## Problem description
Where a line below carries the word "kind", include it in the count, then give the count alone.

## Supplied records
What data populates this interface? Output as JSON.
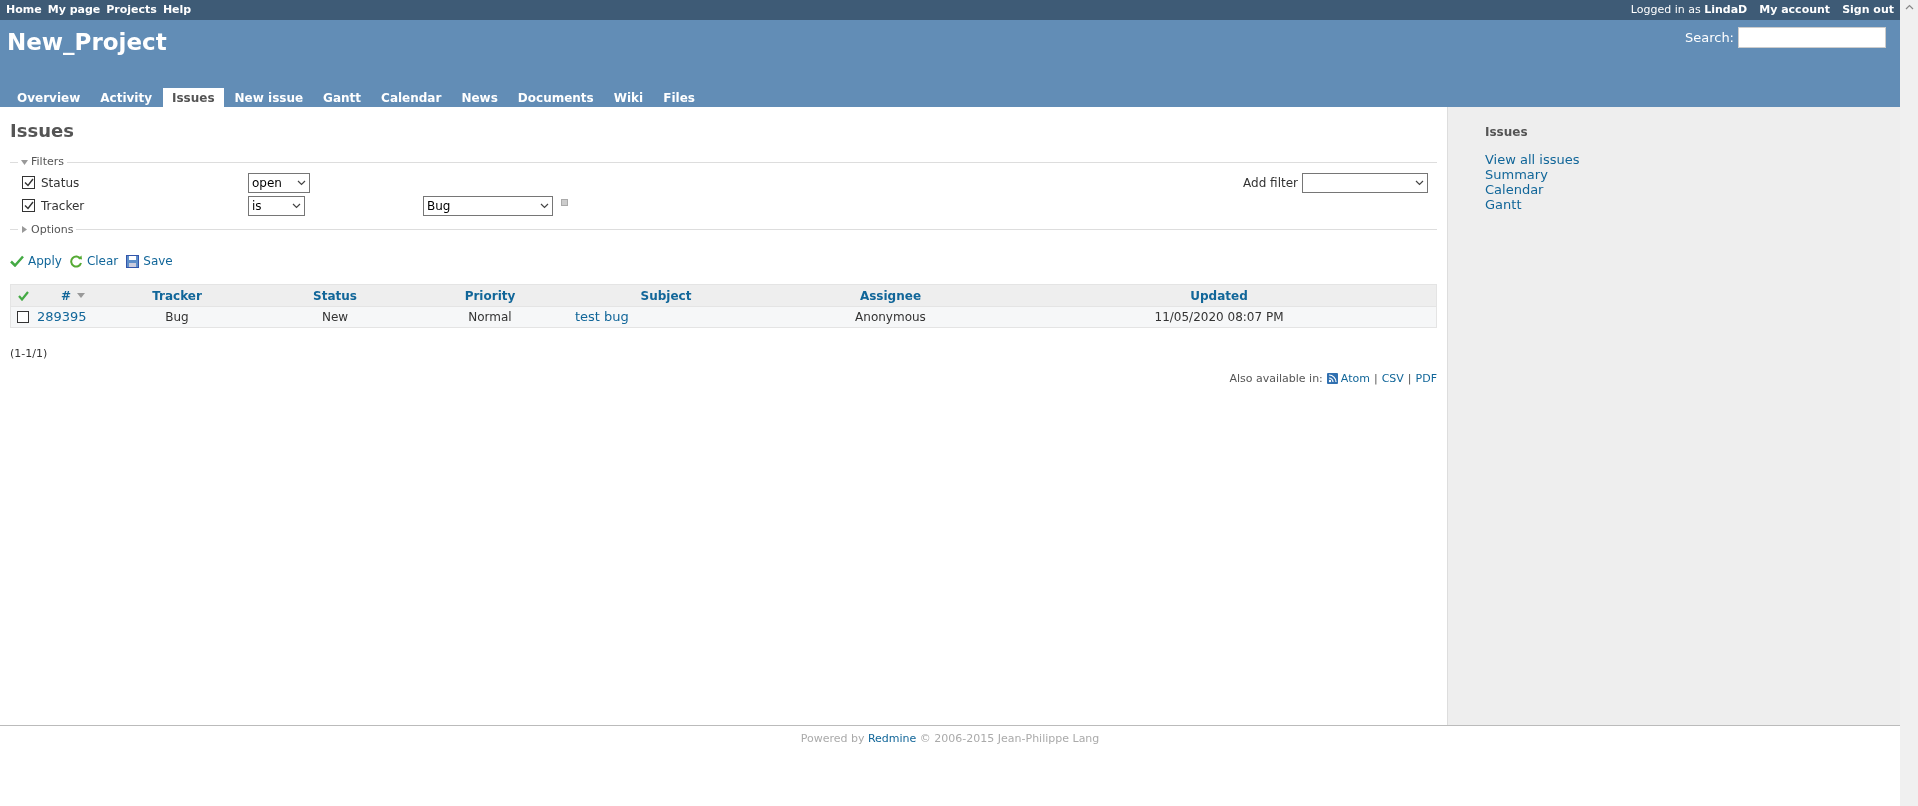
{
  "top_menu": [
    "Home",
    "My page",
    "Projects",
    "Help"
  ],
  "account": {
    "logged_in_label": "Logged in as",
    "user": "LindaD",
    "links": [
      "My account",
      "Sign out"
    ]
  },
  "project_title": "New_Project",
  "search": {
    "label": "Search:"
  },
  "tabs": [
    {
      "label": "Overview",
      "selected": false
    },
    {
      "label": "Activity",
      "selected": false
    },
    {
      "label": "Issues",
      "selected": true
    },
    {
      "label": "New issue",
      "selected": false
    },
    {
      "label": "Gantt",
      "selected": false
    },
    {
      "label": "Calendar",
      "selected": false
    },
    {
      "label": "News",
      "selected": false
    },
    {
      "label": "Documents",
      "selected": false
    },
    {
      "label": "Wiki",
      "selected": false
    },
    {
      "label": "Files",
      "selected": false
    }
  ],
  "page_title": "Issues",
  "filters": {
    "legend": "Filters",
    "expanded": true,
    "rows": [
      {
        "label": "Status",
        "checked": true,
        "operator": "open"
      },
      {
        "label": "Tracker",
        "checked": true,
        "operator": "is",
        "value": "Bug"
      }
    ],
    "add_filter_label": "Add filter"
  },
  "options": {
    "legend": "Options",
    "expanded": false
  },
  "actions": [
    {
      "kind": "apply",
      "label": "Apply"
    },
    {
      "kind": "clear",
      "label": "Clear"
    },
    {
      "kind": "save",
      "label": "Save"
    }
  ],
  "table": {
    "columns": [
      {
        "label": "#",
        "sorted": true
      },
      {
        "label": "Tracker",
        "sorted": false
      },
      {
        "label": "Status",
        "sorted": false
      },
      {
        "label": "Priority",
        "sorted": false
      },
      {
        "label": "Subject",
        "sorted": false
      },
      {
        "label": "Assignee",
        "sorted": false
      },
      {
        "label": "Updated",
        "sorted": false
      }
    ],
    "rows": [
      {
        "checked": false,
        "cells": [
          {
            "text": "289395",
            "link": true
          },
          {
            "text": "Bug",
            "link": false
          },
          {
            "text": "New",
            "link": false
          },
          {
            "text": "Normal",
            "link": false
          },
          {
            "text": "test bug",
            "link": true
          },
          {
            "text": "Anonymous",
            "link": false
          },
          {
            "text": "11/05/2020 08:07 PM",
            "link": false
          }
        ]
      }
    ]
  },
  "count": "(1-1/1)",
  "export": {
    "label": "Also available in:",
    "links": [
      {
        "kind": "feed",
        "label": "Atom"
      },
      {
        "kind": "separator",
        "label": "|"
      },
      {
        "kind": "plain",
        "label": "CSV"
      },
      {
        "kind": "separator",
        "label": "|"
      },
      {
        "kind": "plain",
        "label": "PDF"
      }
    ]
  },
  "sidebar": {
    "title": "Issues",
    "links": [
      "View all issues",
      "Summary",
      "Calendar",
      "Gantt"
    ]
  },
  "footer": {
    "prefix": "Powered by",
    "link": "Redmine",
    "suffix": "© 2006-2015 Jean-Philippe Lang"
  }
}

## Response
8